Dreams of a flea market
Updated: 2014-06-26 09:43
By Wang Ying (Shanghai Star)
Treasure trove: Finding a bargain becomes a reality at Dreams Flea Market. Provided to Shanghai Star
The Shanghai shopper is spoilt for choice. For the housewife or weekend chef, the place to shop and socialize is still the "shi chang" or market. Even with the growing popularity and convenience of online shopping and door-to-door delivery and logistics, nothing can replace a trip to the market where the tradition of gathering with friends and family is being kept alive.
Usually the market is within the neighborhood, and crowded at weekends with its big turnout of shoppers. But there are also organic food markets, flea markets, arts markets and music markets in Shanghai, which offer a platform for hobbyists and converts to gather, buy, sell or even barter. Wu Ni and Wang Ying show you the way to a few on market day.
|Checking out organic choices|
|Spring into vintage era|
Yu Sisi remembers that the first flea market she organized was on a cold winter day in February two years ago, at Tianzifang, an alley converted from factory area to arts street. She had gathered more than 70 stand owners, who shared goods and stories with visitors.
"At first, it was simply because I couldn't find a flea market in this city, so I started one myself," says Yu, founder of Dreams Flea Market (DFM). "Then I discovered that it became more and more meaningful, so I decided to organize the flea market on a regular basis."
So far, Yu has already organized more than 30 flea markets in various locations, getting closer to her ultimate aim of hosting one every weekend.
Philips Sust is one of the earliest participants in the DFM. Coming from Germany, Sust settled in Shanghai about six years ago.
"I had started doing the markets as a hobby during my time in Shanghai. There were many markets with different styles. When we first participated in the DFM market it was the most successful one I had yet attended."
Sust sells an assortment of military goods brought over from Germany and Switzerland, as well as hand-made brass products, made between the 1930s and 1960s.
He used to be a stockbroker in Germany, and Sust says he decided to quit because the job seemed more about the pursuit of money than something that makes him happy.

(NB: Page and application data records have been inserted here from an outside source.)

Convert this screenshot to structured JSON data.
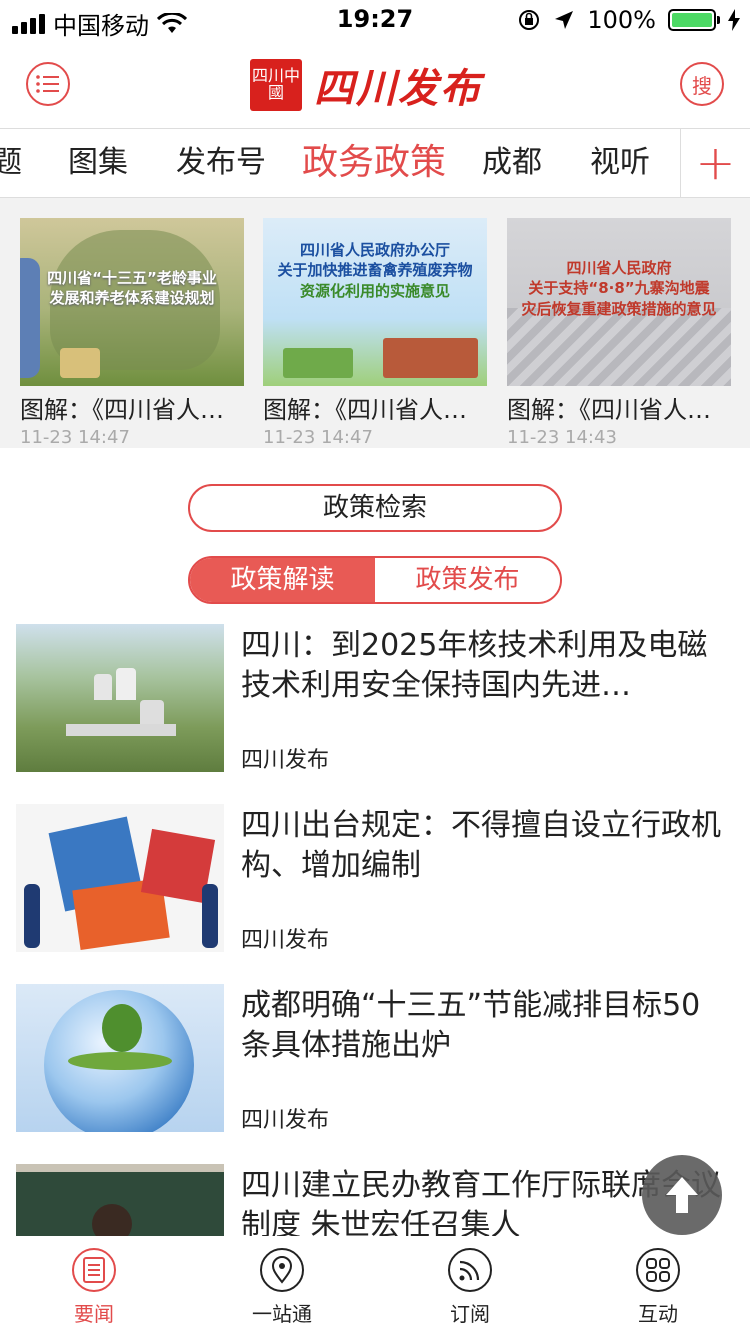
{
  "status_bar": {
    "carrier": "中国移动",
    "time": "19:27",
    "battery_percent": "100%",
    "battery_level": 1.0
  },
  "header": {
    "logo_seal": "四川中國",
    "logo_text": "四川发布",
    "search_label": "搜"
  },
  "tabs": {
    "items": [
      {
        "label": "题"
      },
      {
        "label": "图集"
      },
      {
        "label": "发布号"
      },
      {
        "label": "政务政策",
        "active": true
      },
      {
        "label": "成都"
      },
      {
        "label": "视听"
      }
    ],
    "add_label": "+"
  },
  "cards": [
    {
      "caption_lines": [
        "四川省“十三五”老龄事业",
        "发展和养老体系建设规划"
      ],
      "title": "图解：《四川省人…",
      "time": "11-23 14:47"
    },
    {
      "caption_lines": [
        "四川省人民政府办公厅",
        "关于加快推进畜禽养殖废弃物",
        "资源化利用的实施意见"
      ],
      "title": "图解：《四川省人…",
      "time": "11-23 14:47"
    },
    {
      "caption_lines": [
        "四川省人民政府",
        "关于支持“8·8”九寨沟地震",
        "灾后恢复重建政策措施的意见"
      ],
      "title": "图解：《四川省人…",
      "time": "11-23 14:43"
    }
  ],
  "policy_search_label": "政策检索",
  "segment": {
    "left_label": "政策解读",
    "right_label": "政策发布"
  },
  "news": [
    {
      "title": "四川：到2025年核技术利用及电磁技术利用安全保持国内先进…",
      "source": "四川发布"
    },
    {
      "title": "四川出台规定：不得擅自设立行政机构、增加编制",
      "source": "四川发布"
    },
    {
      "title": "成都明确“十三五”节能减排目标50条具体措施出炉",
      "source": "四川发布"
    },
    {
      "title": "四川建立民办教育工作厅际联席会议制度 朱世宏任召集人",
      "source": ""
    }
  ],
  "tabbar": {
    "items": [
      {
        "label": "要闻",
        "icon": "news-icon",
        "active": true
      },
      {
        "label": "一站通",
        "icon": "location-icon"
      },
      {
        "label": "订阅",
        "icon": "rss-icon"
      },
      {
        "label": "互动",
        "icon": "grid-icon"
      }
    ]
  },
  "colors": {
    "accent": "#e24b4b",
    "brand_red": "#d8211d"
  }
}
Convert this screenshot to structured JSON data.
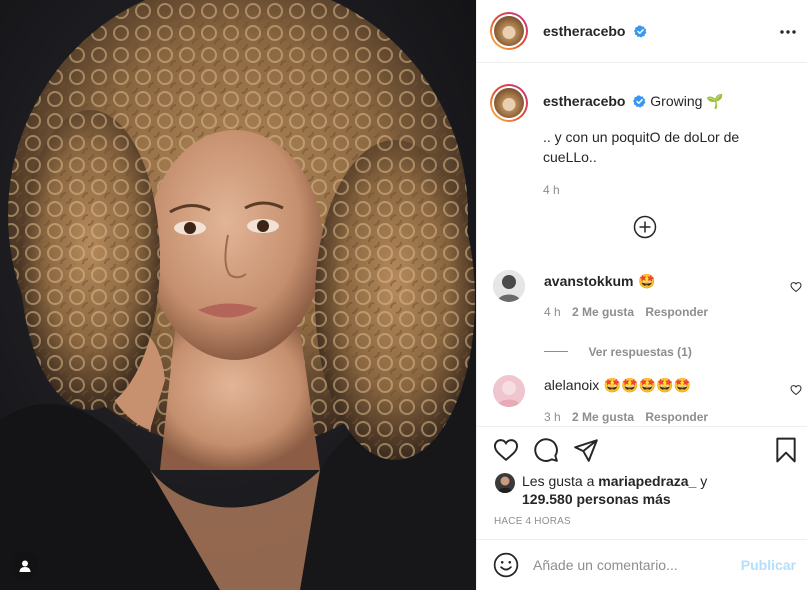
{
  "post": {
    "username": "estheracebo",
    "caption_title": "Growing",
    "caption_emoji": "🌱",
    "caption_body": ".. y con un poquitO de doLor de cueLLo..",
    "caption_time": "4 h",
    "more_icon": "more-horizontal-icon"
  },
  "comments": [
    {
      "username": "avanstokkum",
      "text": "🤩",
      "time": "4 h",
      "likes": "2 Me gusta",
      "reply": "Responder",
      "view_replies": "Ver respuestas (1)"
    },
    {
      "username": "alelanoix",
      "text": "🤩🤩🤩🤩🤩",
      "time": "3 h",
      "likes": "2 Me gusta",
      "reply": "Responder"
    }
  ],
  "likes_summary": {
    "prefix": "Les gusta a",
    "first_user": "mariapedraza_",
    "connector": "y",
    "others": "129.580 personas más"
  },
  "timestamp": "HACE 4 HORAS",
  "comment_box": {
    "placeholder": "Añade un comentario...",
    "publish_label": "Publicar"
  },
  "colors": {
    "verified": "#3897f0",
    "publish_disabled": "#b2dffc",
    "secondary_text": "#8e8e8e",
    "border": "#efefef"
  }
}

"It is not a platform for buying and selling only, but also a good place to find friends," says 32-year-old Du Yu.